Problem details> Your result should be the lines holding the word "USDT", copied from the entries below.

Provided data>
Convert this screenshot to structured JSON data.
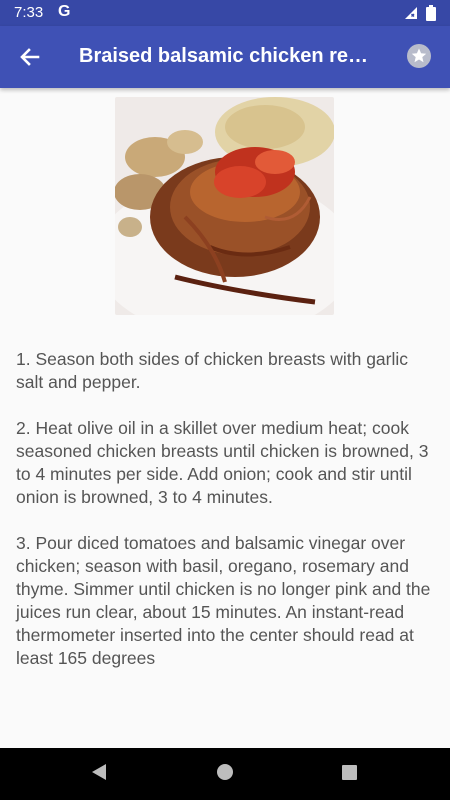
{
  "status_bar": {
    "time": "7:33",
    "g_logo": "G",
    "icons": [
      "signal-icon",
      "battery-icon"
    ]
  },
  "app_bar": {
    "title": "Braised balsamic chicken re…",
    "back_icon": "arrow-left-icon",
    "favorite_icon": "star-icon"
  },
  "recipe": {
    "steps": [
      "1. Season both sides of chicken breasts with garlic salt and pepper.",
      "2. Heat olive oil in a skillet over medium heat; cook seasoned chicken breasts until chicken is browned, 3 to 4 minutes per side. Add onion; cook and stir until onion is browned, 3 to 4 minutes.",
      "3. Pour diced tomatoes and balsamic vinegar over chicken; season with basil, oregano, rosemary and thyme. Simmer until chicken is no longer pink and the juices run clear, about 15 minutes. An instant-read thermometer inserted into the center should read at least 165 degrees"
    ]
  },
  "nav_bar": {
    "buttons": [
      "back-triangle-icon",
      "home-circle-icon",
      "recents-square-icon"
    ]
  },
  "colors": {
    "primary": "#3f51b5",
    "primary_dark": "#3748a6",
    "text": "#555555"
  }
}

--

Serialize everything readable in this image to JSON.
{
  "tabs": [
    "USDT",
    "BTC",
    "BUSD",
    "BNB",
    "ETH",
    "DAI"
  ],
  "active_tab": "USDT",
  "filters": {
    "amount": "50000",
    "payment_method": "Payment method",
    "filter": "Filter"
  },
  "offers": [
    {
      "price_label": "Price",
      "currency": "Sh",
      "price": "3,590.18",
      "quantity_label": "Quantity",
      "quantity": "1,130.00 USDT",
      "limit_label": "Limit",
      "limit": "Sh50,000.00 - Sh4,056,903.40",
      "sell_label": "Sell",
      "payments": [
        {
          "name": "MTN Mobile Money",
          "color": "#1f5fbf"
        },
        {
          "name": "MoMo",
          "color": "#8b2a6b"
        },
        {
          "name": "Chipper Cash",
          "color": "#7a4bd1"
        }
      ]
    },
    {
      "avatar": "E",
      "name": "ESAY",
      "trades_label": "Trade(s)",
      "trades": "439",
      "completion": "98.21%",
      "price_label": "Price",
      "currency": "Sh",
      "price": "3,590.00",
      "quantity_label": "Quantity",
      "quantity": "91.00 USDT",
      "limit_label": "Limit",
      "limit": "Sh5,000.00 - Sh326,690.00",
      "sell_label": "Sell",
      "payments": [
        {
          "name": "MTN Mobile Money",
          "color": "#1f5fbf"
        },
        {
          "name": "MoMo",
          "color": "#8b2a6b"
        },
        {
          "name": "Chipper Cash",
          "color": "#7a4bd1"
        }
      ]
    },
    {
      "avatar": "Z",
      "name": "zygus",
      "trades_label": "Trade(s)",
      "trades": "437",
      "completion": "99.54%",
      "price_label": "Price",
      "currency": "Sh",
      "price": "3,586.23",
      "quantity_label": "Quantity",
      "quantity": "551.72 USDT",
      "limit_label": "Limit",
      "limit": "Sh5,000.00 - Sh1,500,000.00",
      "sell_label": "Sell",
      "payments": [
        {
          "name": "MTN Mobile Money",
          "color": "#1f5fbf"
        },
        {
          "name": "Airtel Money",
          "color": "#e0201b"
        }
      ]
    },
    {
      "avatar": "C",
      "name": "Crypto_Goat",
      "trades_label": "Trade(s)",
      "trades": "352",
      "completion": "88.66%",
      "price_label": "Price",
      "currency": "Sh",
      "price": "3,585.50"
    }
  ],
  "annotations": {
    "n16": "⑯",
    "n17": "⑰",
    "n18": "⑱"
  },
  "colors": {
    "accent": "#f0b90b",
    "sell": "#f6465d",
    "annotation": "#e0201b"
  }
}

Response>
    "USDT",
  "active_tab": "USDT",
      "quantity": "1,130.00 USDT",
      "quantity": "91.00 USDT",
      "quantity": "551.72 USDT",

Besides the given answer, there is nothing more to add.